Red Dragon Cartel - Self Titled Debut (Jake E. Lee - 2014) Feb 19, 2014 23:46:39 GMT -5
Post by Erik Rupp on Feb 19, 2014 23:46:39 GMT -5
Jake E. Lee is back.
He's been in a self imposed exile out of the spotlight for a rather long time. Too long.
But once he saw just how much his fans missed him and wanted him to return he wasted no time in putting a new band together and recording a new album. Actually, it was intended to be a new solo album with a different guest singer on each song, but once he was well into recording the album he decided to get a full time singer to sing half of the album and have the guests do the other half. That's a prospect for a lack of unity or cohesiveness on an album with tons of potential for disharmony when singer's styles don't mesh well one song after the other.

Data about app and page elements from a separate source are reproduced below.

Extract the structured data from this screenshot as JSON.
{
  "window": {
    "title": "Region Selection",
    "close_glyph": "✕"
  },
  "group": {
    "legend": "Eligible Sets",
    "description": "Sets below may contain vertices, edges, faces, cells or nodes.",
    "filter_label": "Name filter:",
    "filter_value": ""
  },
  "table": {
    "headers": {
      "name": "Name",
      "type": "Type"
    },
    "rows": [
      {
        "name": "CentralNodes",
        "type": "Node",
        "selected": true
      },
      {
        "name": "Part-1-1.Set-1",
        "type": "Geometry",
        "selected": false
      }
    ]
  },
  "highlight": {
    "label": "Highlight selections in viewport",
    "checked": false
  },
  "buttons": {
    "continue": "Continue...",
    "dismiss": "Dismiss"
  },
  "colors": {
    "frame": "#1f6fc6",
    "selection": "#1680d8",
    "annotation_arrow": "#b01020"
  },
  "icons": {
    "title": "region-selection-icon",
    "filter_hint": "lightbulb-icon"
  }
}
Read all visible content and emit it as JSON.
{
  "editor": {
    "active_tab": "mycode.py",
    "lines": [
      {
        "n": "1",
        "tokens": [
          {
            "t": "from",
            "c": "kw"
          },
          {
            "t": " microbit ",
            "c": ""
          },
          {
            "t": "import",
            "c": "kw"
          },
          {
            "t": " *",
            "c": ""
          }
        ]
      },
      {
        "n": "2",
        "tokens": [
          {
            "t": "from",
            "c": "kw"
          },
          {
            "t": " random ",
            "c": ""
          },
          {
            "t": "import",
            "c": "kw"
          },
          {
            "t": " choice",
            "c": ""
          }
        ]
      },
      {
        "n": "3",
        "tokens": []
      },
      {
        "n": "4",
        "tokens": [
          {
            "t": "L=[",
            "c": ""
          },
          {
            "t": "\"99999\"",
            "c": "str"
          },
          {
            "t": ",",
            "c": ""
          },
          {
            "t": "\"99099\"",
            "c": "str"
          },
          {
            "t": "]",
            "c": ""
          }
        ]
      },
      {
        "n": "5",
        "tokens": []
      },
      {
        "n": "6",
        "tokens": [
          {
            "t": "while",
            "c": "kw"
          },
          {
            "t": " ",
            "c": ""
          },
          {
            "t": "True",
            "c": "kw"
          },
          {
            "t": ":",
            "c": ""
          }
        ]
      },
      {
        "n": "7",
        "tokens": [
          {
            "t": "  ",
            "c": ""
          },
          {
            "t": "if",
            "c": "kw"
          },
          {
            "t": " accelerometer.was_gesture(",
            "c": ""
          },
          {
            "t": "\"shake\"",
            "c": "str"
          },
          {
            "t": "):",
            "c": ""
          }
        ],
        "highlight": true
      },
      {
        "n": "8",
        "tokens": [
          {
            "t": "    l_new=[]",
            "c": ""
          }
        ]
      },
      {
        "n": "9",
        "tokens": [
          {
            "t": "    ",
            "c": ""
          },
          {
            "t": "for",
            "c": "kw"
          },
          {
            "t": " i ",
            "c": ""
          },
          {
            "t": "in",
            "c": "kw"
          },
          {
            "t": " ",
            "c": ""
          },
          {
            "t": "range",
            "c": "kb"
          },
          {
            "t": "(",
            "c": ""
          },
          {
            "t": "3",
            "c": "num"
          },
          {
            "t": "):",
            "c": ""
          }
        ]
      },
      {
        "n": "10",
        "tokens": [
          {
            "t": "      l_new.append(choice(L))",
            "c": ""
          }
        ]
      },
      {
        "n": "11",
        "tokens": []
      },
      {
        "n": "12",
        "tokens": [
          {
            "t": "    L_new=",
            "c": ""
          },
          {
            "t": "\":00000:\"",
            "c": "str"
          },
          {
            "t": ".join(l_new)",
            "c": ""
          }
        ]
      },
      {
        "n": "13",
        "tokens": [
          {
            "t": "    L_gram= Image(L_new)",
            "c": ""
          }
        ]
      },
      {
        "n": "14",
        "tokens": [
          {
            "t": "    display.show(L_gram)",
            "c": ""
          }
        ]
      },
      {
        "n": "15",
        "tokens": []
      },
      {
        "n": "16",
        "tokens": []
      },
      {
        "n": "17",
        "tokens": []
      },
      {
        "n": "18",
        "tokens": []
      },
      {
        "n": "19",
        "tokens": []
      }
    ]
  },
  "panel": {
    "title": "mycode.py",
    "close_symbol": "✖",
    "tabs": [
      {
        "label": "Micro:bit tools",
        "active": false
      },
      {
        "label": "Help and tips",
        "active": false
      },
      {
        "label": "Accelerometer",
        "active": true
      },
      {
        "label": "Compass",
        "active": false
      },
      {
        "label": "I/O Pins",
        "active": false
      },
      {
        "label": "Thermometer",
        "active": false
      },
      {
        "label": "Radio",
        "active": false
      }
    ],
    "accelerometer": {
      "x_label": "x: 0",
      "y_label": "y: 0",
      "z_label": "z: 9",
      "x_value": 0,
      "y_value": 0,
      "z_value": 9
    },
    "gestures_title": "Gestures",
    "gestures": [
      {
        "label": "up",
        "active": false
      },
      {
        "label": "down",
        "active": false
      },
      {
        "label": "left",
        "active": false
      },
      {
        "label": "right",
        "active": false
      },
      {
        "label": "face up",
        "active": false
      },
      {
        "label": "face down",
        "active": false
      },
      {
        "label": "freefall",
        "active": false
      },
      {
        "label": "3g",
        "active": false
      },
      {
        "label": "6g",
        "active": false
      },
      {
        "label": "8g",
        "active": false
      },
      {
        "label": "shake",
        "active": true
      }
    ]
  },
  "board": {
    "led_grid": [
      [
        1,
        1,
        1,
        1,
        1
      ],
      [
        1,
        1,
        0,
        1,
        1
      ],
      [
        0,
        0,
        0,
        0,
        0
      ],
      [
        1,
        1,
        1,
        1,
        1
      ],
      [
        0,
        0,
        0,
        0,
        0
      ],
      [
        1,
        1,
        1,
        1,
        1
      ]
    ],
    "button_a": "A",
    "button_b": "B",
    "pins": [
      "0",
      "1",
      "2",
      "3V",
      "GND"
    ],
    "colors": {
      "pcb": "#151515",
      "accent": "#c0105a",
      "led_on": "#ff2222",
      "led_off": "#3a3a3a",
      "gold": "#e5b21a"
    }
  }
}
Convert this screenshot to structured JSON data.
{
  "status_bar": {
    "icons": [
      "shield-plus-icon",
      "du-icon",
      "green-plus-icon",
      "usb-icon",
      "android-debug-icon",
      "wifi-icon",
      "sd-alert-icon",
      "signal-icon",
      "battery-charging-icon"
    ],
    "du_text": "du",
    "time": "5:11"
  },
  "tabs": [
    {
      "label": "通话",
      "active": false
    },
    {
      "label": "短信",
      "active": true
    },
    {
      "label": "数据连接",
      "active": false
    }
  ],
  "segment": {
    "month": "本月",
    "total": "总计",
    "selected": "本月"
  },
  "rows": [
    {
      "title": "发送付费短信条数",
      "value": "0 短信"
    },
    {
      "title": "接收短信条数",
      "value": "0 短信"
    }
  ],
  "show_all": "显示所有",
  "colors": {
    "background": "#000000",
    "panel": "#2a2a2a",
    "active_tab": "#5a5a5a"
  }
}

In this case his new singer is Darren 'D.J.' Smith, a former drummer. His struggles during the band's very first gig were well documented online, but he did improve significantly over the next couple of shows. But what really counts here is his ability in the studio, and in that environment he did a fine job. He may not be a great singer, but he's more than adequate. Is he as good as the late, great Ray Gillen? No. Not even close, really. But, to be fair, Gillen was a great singer and songwriter and a lot of singers fall short of that standard.
Jake's most unfortunate decision when it comes to the Red Dragon Cartel album is the use of producer Kevin Churko. Churko produced the last two Ozzy albums, arguably the worst albums in Ozzy's catalog. Now there is the Ozzy connection to Jake, of course, and Jake has said that he had been contacted previously about rejoining Ozzy's band (but turned down the offer). Does working with Ozzy's last producer signal a shift in Jake's attitude? He's indicated that he'd actually consider rejoining Ozzy IF Sharon updated the songwriting credits on Bark At The Moon to include Jake for all the work Jake put in to writing those songs. He doesn't even want money - just the recognition that he wrote much of that music. Fair enough.
But what about this album?
It's good. There are spots here and there that are very good, but there's nothing great here. The audio production is OK, but the guitar tone (something that had always been one of Jake's strengths) is not all that great. It's just OK. The guitar tone to open the song, "Deceived," is partucularly bad (and eq'd all wrong - totally thin and midrangey, sounding like it was recorded over the phone). The song itself is, thankfully, one of the very good tracks. Intentionally recreating the, "Bark At The Moon," (the song) style it may be the best on the album.
The one thing that Jake made clear was that he wanted this to be a modern album, and overall that is what he achieved. Unfortunately, songs like, "Shout It Out," while taking old school riffs and combining them with modern production and vocal stylings, fall short of the standards that Jake set back in the 80's.
The good? "Feeder," (featuring Cheap Trick's Robin Zander and Tom Peterson) is another very good track. "Wasted," (featuring original Iron Maiden vocalist Paul Di'anno) is also really good, with a down and dirty Hard Rock/Metal hybrid style (and a good vocal from Di'anno). "War Machine," is a VERY Black Sabbath-esque kind of song. (Is Jake really auditioning for the Ozzy gig here?) This one sounds like something that could have been included on Black Sabbath's 13 album. "Redeem Me," (featuring Sass Jordan) is a good soulful Hard Rock song. And the Best Buy exclusive bonus track, "American Dream," is an above average track on the album (making that the version to buy).
Noteworthy is the solo paino instrumental, "Exquisite Tenderness," which was the first song Jake ever wrote. It's nice, and, amazingly, it actually fits in with the rest of the songs on the album fairly well.
As for the rest of the album? Mediocre to OK at best. Utterly skippable at worst.
But the most important thing here is that Jake is back, and is getting his playing and songwriting chops back in shape. Next time out we could be in for something special. This time out we didn't get that something special, but got something hopeful instead.